The UK government must crack down on Volkswagen’s response time in the wake of the emissions scandal, a parliamentary committee has concluded in its latest report.
The Environmental Audit Committee has released a report that alleges the Competition and Markets Authority (CMA), Serious Fraud Office (SFO) and secretary of state for transport Chris Grayling have failed UK VW owners “by letting slide the opportunity to investigate VW’s behaviour and, potentially, to take legal action.”
Pressure on the government
No legal action has been taken by the UK government yet in response to the emissions scandal, which first surfaced almost a year ago, on 18 September 2015, and the committee has expressed concern over that. As the anniversary of the scandal approaches, it seems frustration is mounting.
The report states that if there were sufficient proof that VW knowingly falsified information on registration documents, legal action may be taken by both the CMA on the grounds of "unfair commercial practices and misleading actions and omissions" and the SFO for fraud.
The Department for Transport responded to the committee’s enquiry, stating “we have been sharing with them [CMA and SFO] the information that we have so that we can understand and we continue to look very hard at what legal recourse options are available”.
In a statement accompanying the report, MP Mary Creagh, who is chair of the committee, said: "There's been a worrying inertia from ministers in tackling the VW scandal and they should decide whether to take legal action. They should ask the Vehicle Certification Agency to carry out tests to see whether, without the cheat devices, VW Group cars in the UK would have failed emissions tests."
It's not the first time the government has been called to act more decisively over the emissions scandal. The Transport Select Committee has previously urged the government to prosecute VW.
Pressure on VW
The report also targeted Volkswagen’s tardiness in recalling affected cars. The committee’s report stated: “We find it deeply disappointing that VW continues to lag behind the department’s preferred timescale for recalling vehicles that contain emissions test cheat devices.”
The report addresses the delays it refers to, claiming that earlier this year VW told the secretary of state it “did not expect the delays to affect the overall timescales for carrying out the technical changes”.

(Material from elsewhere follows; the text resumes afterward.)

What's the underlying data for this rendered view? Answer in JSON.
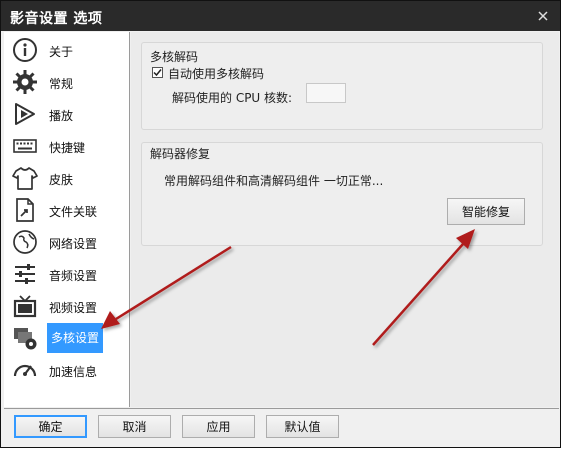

Last month, Volkswagen confirmed that the fix for the affected 1.2-litre diesel engine found in the VW Polo, Seat Ibiza and Skoda Fabia had been approved by the German authorities and that remedial work would begin. Recalls are steadily starting, although the committee expects quicker progress.